>>
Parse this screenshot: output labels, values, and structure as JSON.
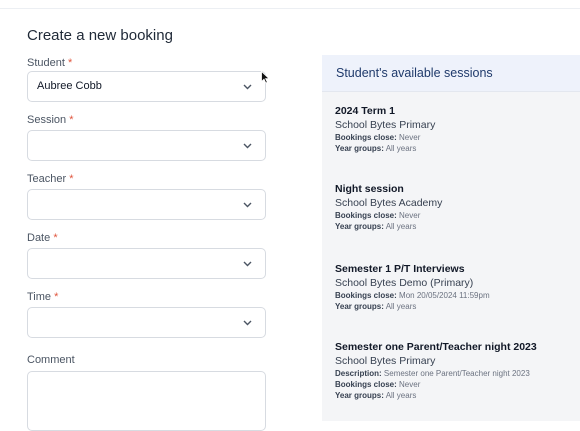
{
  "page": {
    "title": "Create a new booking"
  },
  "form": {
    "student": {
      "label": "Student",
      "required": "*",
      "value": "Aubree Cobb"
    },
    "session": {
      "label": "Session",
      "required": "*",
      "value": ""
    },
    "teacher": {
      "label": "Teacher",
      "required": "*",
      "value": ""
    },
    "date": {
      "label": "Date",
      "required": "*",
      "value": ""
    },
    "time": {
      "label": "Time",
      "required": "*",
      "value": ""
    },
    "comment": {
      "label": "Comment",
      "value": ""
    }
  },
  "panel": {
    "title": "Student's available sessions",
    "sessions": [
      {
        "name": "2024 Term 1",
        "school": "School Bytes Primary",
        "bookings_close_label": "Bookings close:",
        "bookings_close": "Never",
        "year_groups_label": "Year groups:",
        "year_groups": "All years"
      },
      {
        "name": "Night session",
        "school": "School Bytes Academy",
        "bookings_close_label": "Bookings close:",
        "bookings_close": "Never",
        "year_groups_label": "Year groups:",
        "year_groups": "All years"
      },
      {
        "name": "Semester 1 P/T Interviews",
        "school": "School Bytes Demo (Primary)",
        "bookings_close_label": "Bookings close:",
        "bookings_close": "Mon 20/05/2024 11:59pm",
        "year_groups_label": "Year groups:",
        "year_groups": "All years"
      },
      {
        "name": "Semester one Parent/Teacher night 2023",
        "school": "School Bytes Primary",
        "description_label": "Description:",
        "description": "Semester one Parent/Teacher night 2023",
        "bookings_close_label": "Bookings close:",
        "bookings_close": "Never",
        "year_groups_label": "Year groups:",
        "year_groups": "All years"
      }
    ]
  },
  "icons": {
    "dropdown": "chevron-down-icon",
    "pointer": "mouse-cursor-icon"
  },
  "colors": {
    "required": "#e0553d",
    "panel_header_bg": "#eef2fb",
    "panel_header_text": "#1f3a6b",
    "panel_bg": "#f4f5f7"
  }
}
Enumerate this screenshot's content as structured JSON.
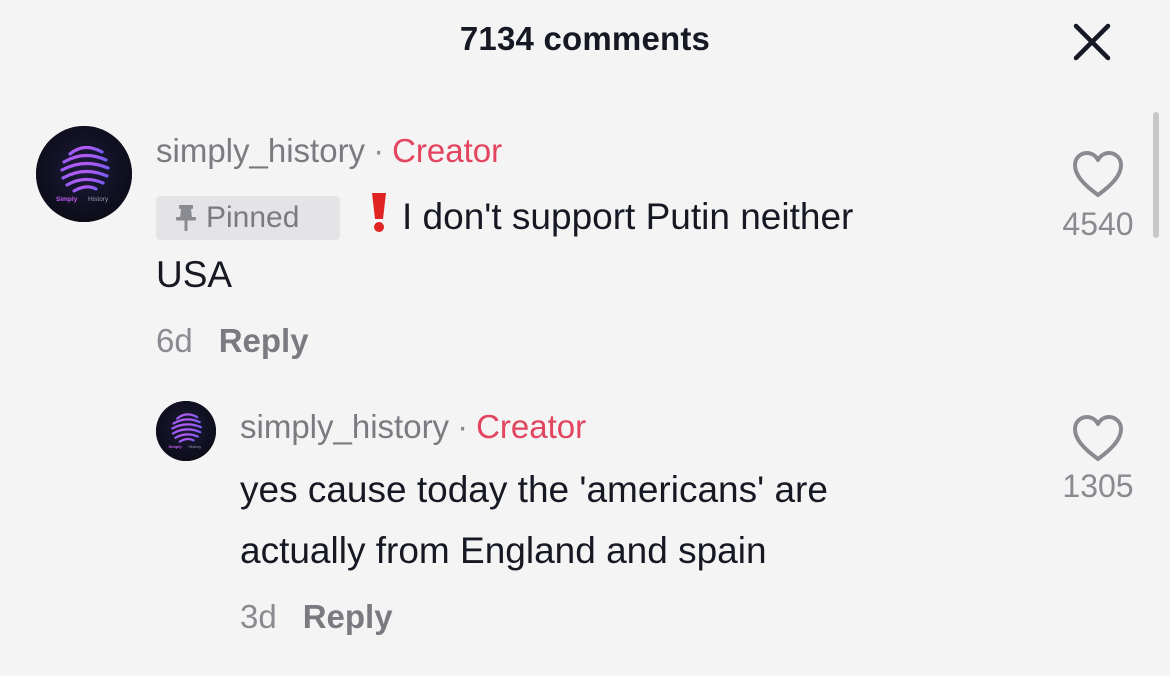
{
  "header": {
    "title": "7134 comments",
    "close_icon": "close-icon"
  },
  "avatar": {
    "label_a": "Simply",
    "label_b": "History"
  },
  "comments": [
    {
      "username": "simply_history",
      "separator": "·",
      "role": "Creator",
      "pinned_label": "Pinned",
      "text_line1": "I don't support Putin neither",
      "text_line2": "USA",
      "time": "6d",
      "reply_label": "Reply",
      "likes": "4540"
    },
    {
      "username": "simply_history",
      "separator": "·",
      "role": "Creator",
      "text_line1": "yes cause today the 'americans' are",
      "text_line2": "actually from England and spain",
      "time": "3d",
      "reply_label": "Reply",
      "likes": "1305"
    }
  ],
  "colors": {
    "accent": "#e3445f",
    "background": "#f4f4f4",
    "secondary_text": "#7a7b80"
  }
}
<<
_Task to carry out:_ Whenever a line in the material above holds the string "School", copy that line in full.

_Result of this exercise:_
        "school": "School Bytes Primary",
        "school": "School Bytes Academy",
        "school": "School Bytes Demo (Primary)",
        "school": "School Bytes Primary",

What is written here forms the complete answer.